=== BRIEF ===
Copy the records below exactly. Include all of them.

=== GIVEN RECORDS ===
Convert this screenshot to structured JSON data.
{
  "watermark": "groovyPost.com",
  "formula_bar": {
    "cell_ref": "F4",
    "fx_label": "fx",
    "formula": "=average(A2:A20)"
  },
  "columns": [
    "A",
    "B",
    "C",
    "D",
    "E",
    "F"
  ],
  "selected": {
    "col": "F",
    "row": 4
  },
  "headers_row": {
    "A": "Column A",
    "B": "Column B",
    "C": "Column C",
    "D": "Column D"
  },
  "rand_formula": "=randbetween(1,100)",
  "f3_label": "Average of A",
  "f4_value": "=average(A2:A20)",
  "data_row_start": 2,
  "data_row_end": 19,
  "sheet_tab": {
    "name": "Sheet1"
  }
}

=== EXERCISE OUTPUT ===
Convert this screenshot to structured JSON data.
{
  "watermark": "groovyPost.com",
  "formula_bar": {
    "cell_ref": "F4",
    "fx_label": "fx",
    "formula": "=average(A2:A20)"
  },
  "columns": [
    "A",
    "B",
    "C",
    "D",
    "E",
    "F"
  ],
  "selected": {
    "col": "F",
    "row": 4
  },
  "headers_row": {
    "A": "Column A",
    "B": "Column B",
    "C": "Column C",
    "D": "Column D"
  },
  "rand_formula": "=randbetween(1,100)",
  "f3_label": "Average of A",
  "f4_value": "=average(A2:A20)",
  "data_row_start": 2,
  "data_row_end": 19,
  "sheet_tab": {
    "name": "Sheet1"
  }
}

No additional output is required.